CNBC reports that the selloff that dropped the Dow by 1,000 points before a late rally may have been caused by a traders typo:

In one of the most dizzying half-hours in stock market history, the Dow plunged nearly 1,000 points before paring those losses–all apparently due to a trader error.

According to multiple sources, a trader entered a “b” for billion instead of an “m” for million in a trade possibly involving Procter & Gamble, a component in the Dow. (CNBC’s Jim Cramer noted suspicious price movement in P&G stock on air during the height of the market selloff.

Of course after hashing through the whether or not such a error occured, they changed course – in the same article no less – as to what it all really means…

The massive selloff, which began shortly after 2 pm ET, amplified concerns about the spreading European debt crisis as the approval of austerity measures by the Greek Parliament sparked renewed rioting in Athens.
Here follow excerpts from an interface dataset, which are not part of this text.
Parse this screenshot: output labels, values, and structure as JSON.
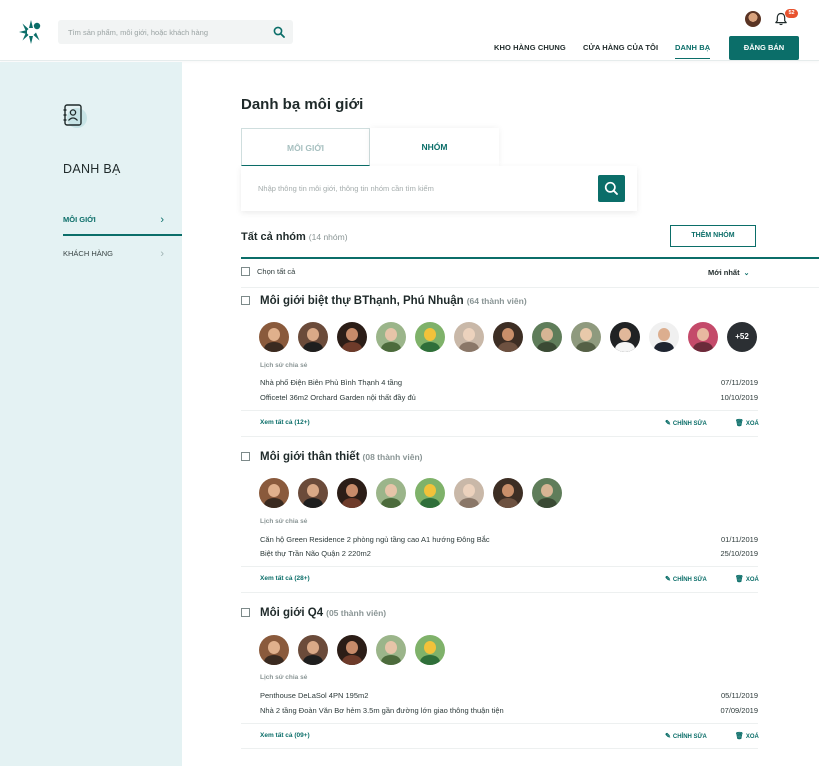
{
  "header": {
    "search_placeholder": "Tìm sản phẩm, môi giới, hoặc khách hàng",
    "notification_count": "52",
    "nav": [
      "KHO HÀNG CHUNG",
      "CỬA HÀNG CỦA TÔI",
      "DANH BẠ"
    ],
    "cta_label": "ĐĂNG BÁN"
  },
  "sidebar": {
    "title": "DANH BẠ",
    "items": [
      {
        "label": "MÔI GIỚI",
        "active": true
      },
      {
        "label": "KHÁCH HÀNG",
        "active": false
      }
    ]
  },
  "main": {
    "page_title": "Danh bạ môi giới",
    "tabs": [
      {
        "label": "MÔI GIỚI",
        "active": false
      },
      {
        "label": "NHÓM",
        "active": true
      }
    ],
    "search_placeholder": "Nhập thông tin môi giới, thông tin nhóm cần tìm kiếm",
    "list_title": "Tất cả nhóm",
    "list_count": "(14 nhóm)",
    "add_group_label": "THÊM NHÓM",
    "select_all_label": "Chọn tất cả",
    "sort_label": "Mới nhất",
    "groups": [
      {
        "name": "Môi giới biệt thự BThạnh, Phú Nhuận",
        "member_count": "(64 thành viên)",
        "more_members": "+52",
        "history_label": "Lịch sử chia sẻ",
        "history": [
          {
            "text": "Nhà phố Điện Biên Phủ Bình Thạnh 4 tầng",
            "date": "07/11/2019"
          },
          {
            "text": "Officetel 36m2 Orchard Garden nội thất đầy đủ",
            "date": "10/10/2019"
          }
        ],
        "see_all": "Xem tất cả (12+)",
        "edit_label": "CHỈNH SỬA",
        "delete_label": "XOÁ"
      },
      {
        "name": "Môi giới thân thiết",
        "member_count": "(08 thành viên)",
        "history_label": "Lịch sử chia sẻ",
        "history": [
          {
            "text": "Căn hộ Green Residence 2 phòng ngủ tầng cao A1 hướng Đông Bắc",
            "date": "01/11/2019"
          },
          {
            "text": "Biệt thự Trần Não Quận 2 220m2",
            "date": "25/10/2019"
          }
        ],
        "see_all": "Xem tất cả (28+)",
        "edit_label": "CHỈNH SỬA",
        "delete_label": "XOÁ"
      },
      {
        "name": "Môi giới Q4",
        "member_count": "(05 thành viên)",
        "history_label": "Lịch sử chia sẻ",
        "history": [
          {
            "text": "Penthouse DeLaSol 4PN 195m2",
            "date": "05/11/2019"
          },
          {
            "text": "Nhà 2 tầng Đoàn Văn Bơ hẻm 3.5m gần đường lớn giao thông thuận tiện",
            "date": "07/09/2019"
          }
        ],
        "see_all": "Xem tất cả (09+)",
        "edit_label": "CHỈNH SỬA",
        "delete_label": "XOÁ"
      }
    ]
  },
  "colors": {
    "brand": "#0b6e69",
    "sidebar_bg": "#e4f2f3",
    "badge": "#e8522e"
  },
  "icons": [
    "logo-icon",
    "search-icon",
    "bell-icon",
    "contact-book-icon",
    "chevron-right-icon",
    "chevron-down-icon",
    "edit-icon",
    "trash-icon"
  ]
}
“There is simply a growing recognition that Greece has got to default,” banking analyst Dick Bove told CNBC.com. “The riots in the streets showed the decision to repay the debt was not going to be made by the people in Germany, France and Switzerland–it’s going to be made by people in Greece and they’re not going to repay it.”

There also is a growing sense that any collapse of Greece could trigger a wave of defaults across Europe and even the world.

When an EU country teeters on the brink of defaulting on its debts, naturally your first instinct to dump all of your stock in blue-chip consumer product companies, right?

Maybe the Greeks can repay their debt by buying lots of Proctor & Gamble products. That’s a win-win for everyone…

"They're killing our planet. They're killing our planet."
Reading The Dow Jones Industrial Average In Greek